The week-long referendum vote in South Sudan began Sunday. While it appears that relations between the north and south are calm, tensions within the south could prove to be a hurdle.
Many southern residents rose before dawn to get in line for their chance to vote in Sunday's historic referendum on whether semiautonomous South Sudan will secede from Sudan.
Clashes struck Sudan's north-south border Saturday, including in the nation's disputed flashpoint area of Abyei, sobering up an otherwise jubilant atmosphere in South Sudan on the eve of the region's historic vote for independence.
A vote for secession is all but certain in the independence referendum that begins Sunday. South Sudan is anticipating independence and a chance to build its own country.
While the referendum portends huge changes for South Sudan, which is likely to become independent, it will also bring political changes to the north, including a possible return to sharia law.
Key events on the path to Sunday's historic Sudan referendum, in which the semiautonomous region of South Sudan votes whether to become an independent nation.
South Sudan votes Sunday in a historic referendum for its own independence. After decades of war with the North, the region looks set to secede.
Sudan's President Omar al-Bashir said Tuesday that he would 'celebrate' South Sudan's decision on whether to secede after its Jan. 9 referendum on the issue.
While problems remain in some spots along the border, it seems increasingly likely that the Sudan referendum on southern Sudan's independence could go smoothly.
The year 2011 will include some big developments in Africa to look out for – Sudan's referendum and the continuing strife in Ivory Coast, among others.
Sudanese President Omar al-Bashir recently said that if mostly-Christian South Sudan votes to secede in a Jan. 9 referendum, the predominantly Muslim north will begin adhering more strictly to sharia law.
Local journalists found greatly polarized opinions among Abyei's Ngok Dinka and Misseriya communities, a window into the tension surrounding next month's Abyei vote and a larger referendum on Sudanese unity.

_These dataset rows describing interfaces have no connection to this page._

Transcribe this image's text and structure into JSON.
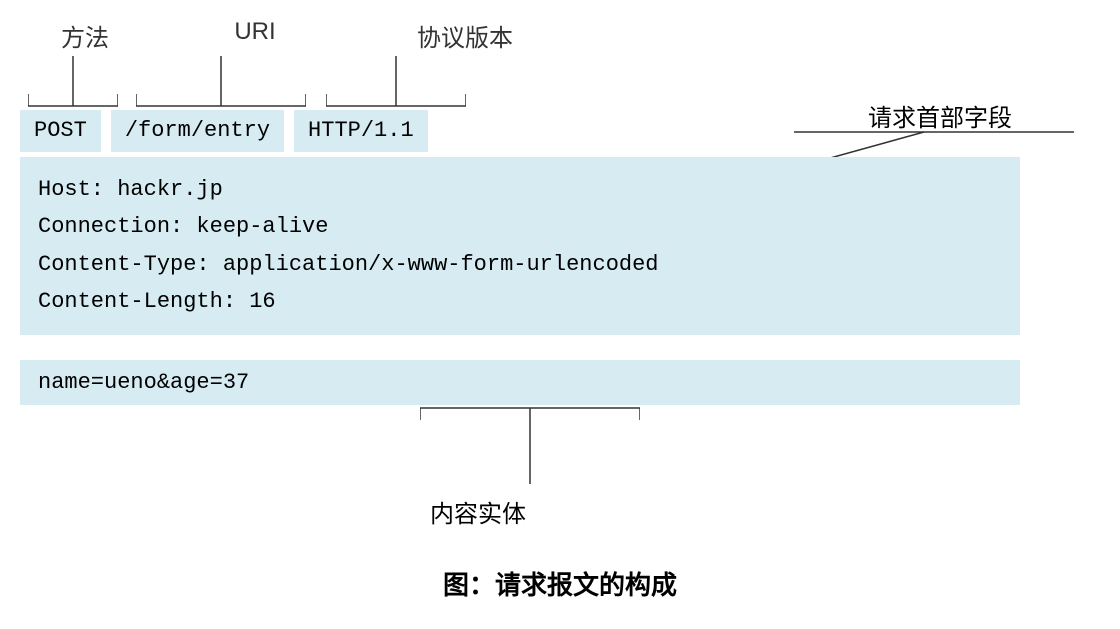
{
  "labels": {
    "method": "方法",
    "uri": "URI",
    "version": "协议版本",
    "header_field": "请求首部字段",
    "body": "内容实体"
  },
  "request_line": {
    "method": "POST",
    "uri": "/form/entry",
    "version": "HTTP/1.1"
  },
  "headers": {
    "line1": "Host: hackr.jp",
    "line2": "Connection: keep-alive",
    "line3": "Content-Type: application/x-www-form-urlencoded",
    "line4": "Content-Length: 16"
  },
  "body": "name=ueno&age=37",
  "caption_prefix": "图：",
  "caption_text": "请求报文的构成"
}
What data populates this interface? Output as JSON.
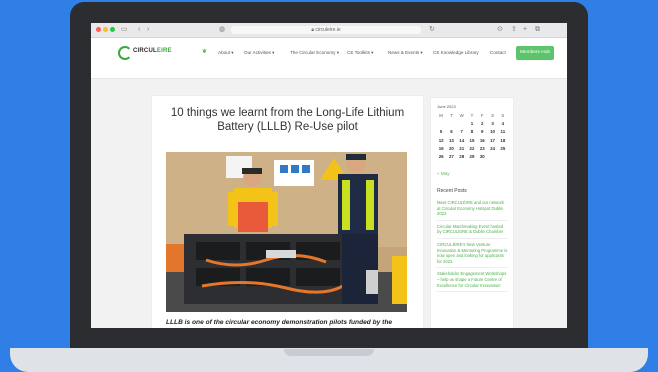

The Enough Project provides a summary of recent developments related to the Jan. 9 Sudan referendum.
Ethnic tensions rise as large numbers of displaced Ngok Dinka return to Abyei ahead of the historic Jan. 9 Sudan referendum.
Sudanese refugees who fled to Kenya are making preparations to vote in the upcoming Sudan referendum, even though they've moved outside the country's borders.
One of the most critical places for the Sudan referendum is Abyei, a border region that has to decide whether to join the north or south. Expecting a confrontation, both sides are arming the area.
The US offered this week to remove Sudan from the list of state sponsors of terror as early as the middle of next year if Sudan agrees to let South Sudan secede in a referendum in January.
In an effort to keep readers clicking, editors and journalists may be making the climate of the Sudan referendum appear more dire than it actually is.
UN Secretary General Ban Ki-moon called on the parties to the Comprehensive Peace Agreement to work through political differences so the negotiations ahead of the south Sudan referendum could begin.
Read any of the media coverage of Abyei and you’ll be hard-pressed not to find the phrase 'oil-rich' placed somewhere in front of the town’s name. But these days the accuracy of the journalistic short-hand is questionable.
Weeks before semiautonomous South Sudan votes on whether to secede from Sudan, people in the flashpoint border town of Abyei are concerned that a residency dispute could reignite a decades-long civil war.